TASK :: Please reproduce the full set of data below exactly.

SUPPLIED DATA ::

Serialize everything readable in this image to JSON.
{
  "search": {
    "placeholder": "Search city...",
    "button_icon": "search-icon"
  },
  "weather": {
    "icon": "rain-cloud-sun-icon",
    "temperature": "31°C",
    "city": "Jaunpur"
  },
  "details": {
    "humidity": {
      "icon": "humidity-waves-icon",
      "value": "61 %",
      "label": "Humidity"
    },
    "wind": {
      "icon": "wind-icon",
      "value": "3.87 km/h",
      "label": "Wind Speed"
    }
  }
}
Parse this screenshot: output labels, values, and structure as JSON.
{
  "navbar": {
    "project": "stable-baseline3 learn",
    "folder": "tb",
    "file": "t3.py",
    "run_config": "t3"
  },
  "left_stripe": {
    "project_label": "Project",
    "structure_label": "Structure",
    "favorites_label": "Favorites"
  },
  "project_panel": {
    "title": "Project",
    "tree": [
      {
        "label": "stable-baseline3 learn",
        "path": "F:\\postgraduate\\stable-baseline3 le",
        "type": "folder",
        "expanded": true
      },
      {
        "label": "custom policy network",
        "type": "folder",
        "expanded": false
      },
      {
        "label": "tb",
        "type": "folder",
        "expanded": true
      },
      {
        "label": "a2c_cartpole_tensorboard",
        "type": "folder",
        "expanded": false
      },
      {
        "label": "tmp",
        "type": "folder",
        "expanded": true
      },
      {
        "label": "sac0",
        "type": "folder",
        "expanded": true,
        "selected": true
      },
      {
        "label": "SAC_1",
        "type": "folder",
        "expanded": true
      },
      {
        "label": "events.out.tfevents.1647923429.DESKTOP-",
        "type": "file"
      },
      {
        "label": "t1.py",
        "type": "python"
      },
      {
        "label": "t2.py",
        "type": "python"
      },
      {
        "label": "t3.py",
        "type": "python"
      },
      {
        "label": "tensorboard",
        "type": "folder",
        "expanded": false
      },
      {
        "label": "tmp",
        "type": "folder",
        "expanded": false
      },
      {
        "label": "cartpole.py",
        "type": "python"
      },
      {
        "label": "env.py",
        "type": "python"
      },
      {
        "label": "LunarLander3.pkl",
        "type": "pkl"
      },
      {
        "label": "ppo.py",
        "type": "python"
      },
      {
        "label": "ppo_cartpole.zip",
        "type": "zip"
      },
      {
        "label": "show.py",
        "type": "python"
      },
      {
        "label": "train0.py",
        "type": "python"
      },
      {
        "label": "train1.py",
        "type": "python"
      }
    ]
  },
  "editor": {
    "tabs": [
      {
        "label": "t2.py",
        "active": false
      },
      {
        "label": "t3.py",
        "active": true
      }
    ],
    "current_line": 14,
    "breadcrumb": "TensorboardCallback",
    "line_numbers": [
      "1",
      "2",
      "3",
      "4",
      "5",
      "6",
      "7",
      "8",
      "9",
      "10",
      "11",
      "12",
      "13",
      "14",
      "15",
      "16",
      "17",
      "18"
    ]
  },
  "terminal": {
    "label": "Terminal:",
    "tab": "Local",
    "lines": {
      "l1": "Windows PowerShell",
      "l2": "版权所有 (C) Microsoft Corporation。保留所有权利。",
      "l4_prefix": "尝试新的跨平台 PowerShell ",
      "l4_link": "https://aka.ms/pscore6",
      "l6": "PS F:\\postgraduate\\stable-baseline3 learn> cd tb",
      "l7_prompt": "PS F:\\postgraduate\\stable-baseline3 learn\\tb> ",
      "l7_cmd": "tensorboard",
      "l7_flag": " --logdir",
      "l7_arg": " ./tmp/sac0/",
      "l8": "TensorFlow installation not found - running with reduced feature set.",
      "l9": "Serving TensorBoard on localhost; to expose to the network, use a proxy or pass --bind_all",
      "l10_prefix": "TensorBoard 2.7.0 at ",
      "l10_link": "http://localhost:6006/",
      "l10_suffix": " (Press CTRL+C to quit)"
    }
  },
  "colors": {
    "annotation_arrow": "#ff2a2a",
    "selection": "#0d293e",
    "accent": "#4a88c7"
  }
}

RESPONSE TO THE TASK ::
Serialize everything readable in this image to JSON.
{
  "search": {
    "placeholder": "Search city...",
    "button_icon": "search-icon"
  },
  "weather": {
    "icon": "rain-cloud-sun-icon",
    "temperature": "31°C",
    "city": "Jaunpur"
  },
  "details": {
    "humidity": {
      "icon": "humidity-waves-icon",
      "value": "61 %",
      "label": "Humidity"
    },
    "wind": {
      "icon": "wind-icon",
      "value": "3.87 km/h",
      "label": "Wind Speed"
    }
  }
}
Parse this screenshot: output labels, values, and structure as JSON.
{
  "navbar": {
    "project": "stable-baseline3 learn",
    "folder": "tb",
    "file": "t3.py",
    "run_config": "t3"
  },
  "left_stripe": {
    "project_label": "Project",
    "structure_label": "Structure",
    "favorites_label": "Favorites"
  },
  "project_panel": {
    "title": "Project",
    "tree": [
      {
        "label": "stable-baseline3 learn",
        "path": "F:\\postgraduate\\stable-baseline3 le",
        "type": "folder",
        "expanded": true
      },
      {
        "label": "custom policy network",
        "type": "folder",
        "expanded": false
      },
      {
        "label": "tb",
        "type": "folder",
        "expanded": true
      },
      {
        "label": "a2c_cartpole_tensorboard",
        "type": "folder",
        "expanded": false
      },
      {
        "label": "tmp",
        "type": "folder",
        "expanded": true
      },
      {
        "label": "sac0",
        "type": "folder",
        "expanded": true,
        "selected": true
      },
      {
        "label": "SAC_1",
        "type": "folder",
        "expanded": true
      },
      {
        "label": "events.out.tfevents.1647923429.DESKTOP-",
        "type": "file"
      },
      {
        "label": "t1.py",
        "type": "python"
      },
      {
        "label": "t2.py",
        "type": "python"
      },
      {
        "label": "t3.py",
        "type": "python"
      },
      {
        "label": "tensorboard",
        "type": "folder",
        "expanded": false
      },
      {
        "label": "tmp",
        "type": "folder",
        "expanded": false
      },
      {
        "label": "cartpole.py",
        "type": "python"
      },
      {
        "label": "env.py",
        "type": "python"
      },
      {
        "label": "LunarLander3.pkl",
        "type": "pkl"
      },
      {
        "label": "ppo.py",
        "type": "python"
      },
      {
        "label": "ppo_cartpole.zip",
        "type": "zip"
      },
      {
        "label": "show.py",
        "type": "python"
      },
      {
        "label": "train0.py",
        "type": "python"
      },
      {
        "label": "train1.py",
        "type": "python"
      }
    ]
  },
  "editor": {
    "tabs": [
      {
        "label": "t2.py",
        "active": false
      },
      {
        "label": "t3.py",
        "active": true
      }
    ],
    "current_line": 14,
    "breadcrumb": "TensorboardCallback",
    "line_numbers": [
      "1",
      "2",
      "3",
      "4",
      "5",
      "6",
      "7",
      "8",
      "9",
      "10",
      "11",
      "12",
      "13",
      "14",
      "15",
      "16",
      "17",
      "18"
    ]
  },
  "terminal": {
    "label": "Terminal:",
    "tab": "Local",
    "lines": {
      "l1": "Windows PowerShell",
      "l2": "版权所有 (C) Microsoft Corporation。保留所有权利。",
      "l4_prefix": "尝试新的跨平台 PowerShell ",
      "l4_link": "https://aka.ms/pscore6",
      "l6": "PS F:\\postgraduate\\stable-baseline3 learn> cd tb",
      "l7_prompt": "PS F:\\postgraduate\\stable-baseline3 learn\\tb> ",
      "l7_cmd": "tensorboard",
      "l7_flag": " --logdir",
      "l7_arg": " ./tmp/sac0/",
      "l8": "TensorFlow installation not found - running with reduced feature set.",
      "l9": "Serving TensorBoard on localhost; to expose to the network, use a proxy or pass --bind_all",
      "l10_prefix": "TensorBoard 2.7.0 at ",
      "l10_link": "http://localhost:6006/",
      "l10_suffix": " (Press CTRL+C to quit)"
    }
  },
  "colors": {
    "annotation_arrow": "#ff2a2a",
    "selection": "#0d293e",
    "accent": "#4a88c7"
  }
}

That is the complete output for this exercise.